It actually wasn’t as bad as you might expect..

Nonetheless, new demonstrators were unleashed upon the helpless undergraduates earlier this week, and frankly, it was great! I had 75 or so students to co-manage, and the majority were willing to learn and listen. This is one of the cool things about geology, in that it’s really hands-on and a very practical science. And you know what? Rocks are pretty damn interesting, if you can make them tell a story. The first rocks the new students got to observe where a bit tricky though, including a flow-banded rhyolite, and a bioclastic limestone (remember, most of these students will not have done geology before!). It was great hearing the different thought processes as to what students thought they were, and rewarding after coaxing the correct answers out of them (eventually). Any PhD students who have the opportunity to demonstrate, I say give it a go!

Look at the rock. Isn’t it pretty.

Aside from this, the first week or so has been quite relaxing. I’ve installed Mendeley to help organise pdfs, a highly valuable tool for academics, and began reading into mass extinctions. I’m starting from the bottom up, to get a historical look at how the scientific understanding behind extinctions has evolved through time. There are some intriguing scientific papers out there, and if anyone is interested in learning more about mass extinctions, drop a comment here or tweet me up and I’ll whizz along a few select choices.

One thing I’m trying out is the creation of a theme matrix. Using Excel, this is a grid to extract and categorise information from papers I’ve read into various topics and sub-topics. At the moment, it’s only just getting started, but I’m hoping that it will serve as a nice basis for the literature review (a core part of the PhD write up), enable me to think more about trends within the literature, and is quite flexible in that themes can be modified. Organising the papers chronologically might help identify historical patterns, as well as first occurrences of techniques, things which are always good to provide a bit of perspective to research.

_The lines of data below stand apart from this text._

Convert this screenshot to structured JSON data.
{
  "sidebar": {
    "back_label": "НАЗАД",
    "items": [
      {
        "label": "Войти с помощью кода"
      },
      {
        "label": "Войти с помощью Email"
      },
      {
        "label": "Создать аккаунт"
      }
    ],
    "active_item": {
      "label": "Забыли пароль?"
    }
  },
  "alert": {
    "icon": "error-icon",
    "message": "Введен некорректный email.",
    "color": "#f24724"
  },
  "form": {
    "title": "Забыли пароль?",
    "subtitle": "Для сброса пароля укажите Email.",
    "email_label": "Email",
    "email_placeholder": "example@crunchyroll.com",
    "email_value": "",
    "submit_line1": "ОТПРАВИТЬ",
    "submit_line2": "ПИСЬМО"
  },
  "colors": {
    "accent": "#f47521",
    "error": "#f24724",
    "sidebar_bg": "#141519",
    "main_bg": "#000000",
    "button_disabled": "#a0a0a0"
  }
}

Hopefully I’ll have some more interesting things to show in the future. Preliminary plans are already in place to go and check out various fossils and modern specimens (I won’t say of what though yet!). If anyone wants to discuss the concept of opening up the PhD process a little more, check out the #OpenPhD feed on Twitter for discussion (there will be some at some point, hopefully!)

In the mean time, here’s a cool image of Deinonychus antirrhopus, and look, she’s happy to see you! Source.

You don’t need to be a Palaeontologist to hunt fossils – they’re right here in London!

If this image below is your idea of fossil hunting, you wouldn’t be far off from the reality. Typically, you have to go to a coastline, quarry, or vast expanse of desert to track anything down.

Source: UKGE

I currently live in London, so was a bit bewildered when a movie made by Nick Crumpton and starring Imperial College’s own Issy Gilbert (a member of my research group!) showcased the various fossil localities smack bang in the middle of the city!

If you live in London, or ever happen to be in the area, give in to your curiosity and check them out! I don’t recommend smashing things apart with gusto in a rock hammer-wielding frenzy, but do have a look, and catch a glimpse of ancient life encased within an urban environment. It’s the ultimate juxtaposition!